Blink Rate, Incomplete Blinks and Computer Vision Syndrome : Optometry and Vision Science

Secondary Logo

Journal Logo

ORIGINAL ARTICLES

Blink Rate, Incomplete Blinks and Computer Vision Syndrome

Portello, Joan K.*; Rosenfield, Mark; Chu, Christina A.

Author Information
Optometry and Vision Science 90(5):p 482-487, May 2013. | DOI: 10.1097/OPX.0b013e31828f09a7

Abstract

Purpose 

Computer vision syndrome (CVS), a highly prevalent condition, is frequently associated with dry eye disorders. Furthermore, a reduced blink rate has been observed during computer use. The present study examined whether post task ocular and visual symptoms are associated with either a decreased blink rate or a higher prevalence of incomplete blinks. An additional trial tested whether increasing the blink rate would reduce CVS symptoms.

Methods 

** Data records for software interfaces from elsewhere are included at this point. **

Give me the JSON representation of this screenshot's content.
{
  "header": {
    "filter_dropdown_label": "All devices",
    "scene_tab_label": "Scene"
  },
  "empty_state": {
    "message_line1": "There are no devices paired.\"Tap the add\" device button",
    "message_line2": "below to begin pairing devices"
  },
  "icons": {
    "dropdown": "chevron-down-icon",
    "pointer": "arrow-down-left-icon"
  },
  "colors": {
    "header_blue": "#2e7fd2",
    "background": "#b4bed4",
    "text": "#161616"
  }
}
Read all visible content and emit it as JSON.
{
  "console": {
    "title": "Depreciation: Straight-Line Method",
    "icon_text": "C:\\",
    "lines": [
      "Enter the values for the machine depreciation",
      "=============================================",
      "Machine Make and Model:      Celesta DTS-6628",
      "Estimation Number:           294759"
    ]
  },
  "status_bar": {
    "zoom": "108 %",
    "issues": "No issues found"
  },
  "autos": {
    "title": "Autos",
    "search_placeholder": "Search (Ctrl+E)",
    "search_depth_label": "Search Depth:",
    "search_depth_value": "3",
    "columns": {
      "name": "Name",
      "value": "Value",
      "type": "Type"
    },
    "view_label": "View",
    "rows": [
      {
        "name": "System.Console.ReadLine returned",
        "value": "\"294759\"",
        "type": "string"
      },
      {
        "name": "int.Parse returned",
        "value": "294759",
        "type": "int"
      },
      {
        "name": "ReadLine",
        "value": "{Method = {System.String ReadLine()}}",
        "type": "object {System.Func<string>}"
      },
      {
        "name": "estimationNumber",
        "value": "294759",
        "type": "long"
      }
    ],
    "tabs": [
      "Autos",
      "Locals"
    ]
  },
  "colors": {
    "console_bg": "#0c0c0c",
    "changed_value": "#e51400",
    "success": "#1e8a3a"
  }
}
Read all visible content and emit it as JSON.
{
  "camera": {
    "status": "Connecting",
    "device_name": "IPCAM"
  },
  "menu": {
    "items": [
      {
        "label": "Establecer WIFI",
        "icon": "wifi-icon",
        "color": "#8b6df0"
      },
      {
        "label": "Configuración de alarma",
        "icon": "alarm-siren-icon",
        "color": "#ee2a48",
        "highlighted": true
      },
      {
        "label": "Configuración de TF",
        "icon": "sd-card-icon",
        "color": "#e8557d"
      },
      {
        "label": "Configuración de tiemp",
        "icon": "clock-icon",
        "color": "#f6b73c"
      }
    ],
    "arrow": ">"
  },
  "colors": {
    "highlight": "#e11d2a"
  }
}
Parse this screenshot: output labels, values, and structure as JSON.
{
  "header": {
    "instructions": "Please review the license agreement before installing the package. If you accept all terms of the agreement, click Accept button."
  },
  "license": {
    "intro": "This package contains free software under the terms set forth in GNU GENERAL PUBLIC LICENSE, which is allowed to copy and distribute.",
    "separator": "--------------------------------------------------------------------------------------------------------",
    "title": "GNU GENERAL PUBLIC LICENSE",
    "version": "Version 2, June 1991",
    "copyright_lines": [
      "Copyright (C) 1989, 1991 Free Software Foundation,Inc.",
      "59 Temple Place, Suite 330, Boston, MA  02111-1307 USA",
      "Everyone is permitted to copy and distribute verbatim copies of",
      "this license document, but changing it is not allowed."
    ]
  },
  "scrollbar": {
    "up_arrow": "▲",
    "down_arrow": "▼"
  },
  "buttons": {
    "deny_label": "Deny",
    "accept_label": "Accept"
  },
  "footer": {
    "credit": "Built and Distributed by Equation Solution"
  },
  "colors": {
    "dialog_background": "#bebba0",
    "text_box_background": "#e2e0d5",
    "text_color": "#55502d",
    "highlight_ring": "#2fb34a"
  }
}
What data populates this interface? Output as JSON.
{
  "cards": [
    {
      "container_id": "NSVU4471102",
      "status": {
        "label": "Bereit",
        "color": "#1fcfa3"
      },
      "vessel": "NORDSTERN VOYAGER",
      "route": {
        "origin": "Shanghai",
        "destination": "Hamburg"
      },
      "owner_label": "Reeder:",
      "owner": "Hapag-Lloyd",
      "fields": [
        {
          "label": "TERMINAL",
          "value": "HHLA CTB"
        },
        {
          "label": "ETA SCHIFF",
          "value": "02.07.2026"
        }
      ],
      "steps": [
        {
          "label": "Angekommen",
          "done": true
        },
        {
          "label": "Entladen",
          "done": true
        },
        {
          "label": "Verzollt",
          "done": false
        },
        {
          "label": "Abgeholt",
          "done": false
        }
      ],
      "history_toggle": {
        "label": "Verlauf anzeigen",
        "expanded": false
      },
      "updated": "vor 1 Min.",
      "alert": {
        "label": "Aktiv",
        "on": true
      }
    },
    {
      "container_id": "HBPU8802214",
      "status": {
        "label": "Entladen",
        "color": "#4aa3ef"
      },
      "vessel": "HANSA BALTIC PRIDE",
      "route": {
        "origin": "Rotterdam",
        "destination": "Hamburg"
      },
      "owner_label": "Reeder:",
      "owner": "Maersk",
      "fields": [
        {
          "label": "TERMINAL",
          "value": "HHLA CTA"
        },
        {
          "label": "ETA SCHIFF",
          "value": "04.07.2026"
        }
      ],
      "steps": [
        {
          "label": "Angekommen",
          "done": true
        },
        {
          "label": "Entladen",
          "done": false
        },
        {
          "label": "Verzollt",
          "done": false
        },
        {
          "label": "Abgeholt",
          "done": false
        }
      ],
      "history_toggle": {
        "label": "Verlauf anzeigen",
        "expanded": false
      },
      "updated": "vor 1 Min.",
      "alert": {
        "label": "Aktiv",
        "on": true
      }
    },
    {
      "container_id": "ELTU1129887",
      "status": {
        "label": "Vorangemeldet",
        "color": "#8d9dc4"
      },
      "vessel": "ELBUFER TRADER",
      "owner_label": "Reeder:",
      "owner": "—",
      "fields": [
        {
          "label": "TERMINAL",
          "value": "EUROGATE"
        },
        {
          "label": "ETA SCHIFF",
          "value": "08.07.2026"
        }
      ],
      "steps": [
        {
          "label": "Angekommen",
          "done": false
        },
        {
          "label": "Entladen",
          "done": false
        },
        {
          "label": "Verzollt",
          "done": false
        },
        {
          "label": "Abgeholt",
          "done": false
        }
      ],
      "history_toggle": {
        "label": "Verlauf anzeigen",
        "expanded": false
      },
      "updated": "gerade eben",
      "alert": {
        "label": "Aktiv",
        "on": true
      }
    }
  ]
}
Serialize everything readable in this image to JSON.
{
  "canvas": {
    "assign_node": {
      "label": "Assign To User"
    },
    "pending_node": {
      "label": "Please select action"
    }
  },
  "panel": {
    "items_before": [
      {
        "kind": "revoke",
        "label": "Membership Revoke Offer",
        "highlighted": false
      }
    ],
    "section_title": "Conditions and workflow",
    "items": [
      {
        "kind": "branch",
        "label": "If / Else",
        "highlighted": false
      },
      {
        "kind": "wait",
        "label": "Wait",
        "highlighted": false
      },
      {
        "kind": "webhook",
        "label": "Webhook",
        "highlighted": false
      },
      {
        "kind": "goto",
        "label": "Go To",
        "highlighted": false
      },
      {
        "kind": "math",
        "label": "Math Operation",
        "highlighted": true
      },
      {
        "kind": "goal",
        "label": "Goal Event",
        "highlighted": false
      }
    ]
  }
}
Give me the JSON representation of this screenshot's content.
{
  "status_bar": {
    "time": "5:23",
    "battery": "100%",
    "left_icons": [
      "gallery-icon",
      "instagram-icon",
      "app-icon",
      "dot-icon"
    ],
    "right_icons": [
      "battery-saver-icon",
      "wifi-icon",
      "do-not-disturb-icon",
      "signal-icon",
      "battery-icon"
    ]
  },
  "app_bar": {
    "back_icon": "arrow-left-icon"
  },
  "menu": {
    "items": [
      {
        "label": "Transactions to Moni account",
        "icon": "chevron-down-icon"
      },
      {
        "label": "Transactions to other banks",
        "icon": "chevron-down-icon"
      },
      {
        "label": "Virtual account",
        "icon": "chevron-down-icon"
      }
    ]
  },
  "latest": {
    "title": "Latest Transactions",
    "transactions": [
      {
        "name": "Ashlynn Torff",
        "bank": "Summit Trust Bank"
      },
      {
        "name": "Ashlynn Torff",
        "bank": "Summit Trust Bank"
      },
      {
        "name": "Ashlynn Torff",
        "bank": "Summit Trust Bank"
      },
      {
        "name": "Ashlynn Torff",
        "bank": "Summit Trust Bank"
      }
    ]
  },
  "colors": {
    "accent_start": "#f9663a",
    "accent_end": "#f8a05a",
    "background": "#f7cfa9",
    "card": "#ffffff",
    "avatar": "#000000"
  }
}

Subjects (N = 21) were required to perform a continuous 15-minute reading task on a desktop computer at a viewing distance of 50 cm. Subjects were videotaped during the task to determine their blink rate and amplitude. Immediately after the task, subjects completed a questionnaire regarding ocular symptoms experienced during the trial. In a second session, the blink rate was increased by means of an audible tone that sounded every 4 seconds, with subjects being instructed to blink on hearing the tone.

Results 

The mean blink rate during the task without the audible tone was 11.6 blinks per minute (SD, 7.84). The percentage of blinks deemed incomplete for each subject ranged from 0.9 to 56.5%, with a mean of 16.1% (SD, 15.7). A significant positive correlation was observed between the total symptom score and the percentage of incomplete blinks during the task (p = 0.002). Furthermore, a significant negative correlation was noted between the blink score and symptoms (p = 0.035). Increasing the mean blink rate to 23.5 blinks per minute by means of the audible tone did not produce a significant change in the symptom score.

Conclusions 

Whereas CVS symptoms are associated with a reduced blink rate, the completeness of the blink may be equally significant. Because instructing a patient to increase his or her blink rate may be ineffective or impractical, actions to achieve complete corneal coverage during blinking may be more helpful in alleviating symptoms during computer operation.

© 2013 American Academy of Optometry

Full Text Access for Subscribers:

You can read the full text of this article if you:

Access through Ovid